WHAT THE EXERCISE ASKS = Work through the data below line by line and say how many lines hold "Video"; give only the number.

SOURCE MATERIAL =
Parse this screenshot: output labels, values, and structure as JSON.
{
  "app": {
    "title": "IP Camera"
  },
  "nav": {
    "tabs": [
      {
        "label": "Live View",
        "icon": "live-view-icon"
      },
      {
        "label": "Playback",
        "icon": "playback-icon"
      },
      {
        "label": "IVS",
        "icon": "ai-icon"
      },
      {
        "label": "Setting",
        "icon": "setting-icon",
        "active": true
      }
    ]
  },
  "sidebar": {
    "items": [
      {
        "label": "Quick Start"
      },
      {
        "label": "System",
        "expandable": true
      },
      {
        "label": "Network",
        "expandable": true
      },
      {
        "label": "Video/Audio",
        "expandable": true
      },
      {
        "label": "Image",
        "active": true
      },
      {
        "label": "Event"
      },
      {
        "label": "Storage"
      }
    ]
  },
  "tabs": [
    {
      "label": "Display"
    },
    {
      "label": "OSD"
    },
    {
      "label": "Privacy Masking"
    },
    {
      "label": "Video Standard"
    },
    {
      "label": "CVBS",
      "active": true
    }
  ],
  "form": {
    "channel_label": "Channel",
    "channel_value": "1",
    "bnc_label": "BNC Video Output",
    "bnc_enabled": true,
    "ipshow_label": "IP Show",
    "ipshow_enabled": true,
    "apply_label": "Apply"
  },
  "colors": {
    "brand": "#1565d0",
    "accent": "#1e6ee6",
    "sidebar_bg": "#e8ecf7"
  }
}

RESULT FOR THIS TASK = 3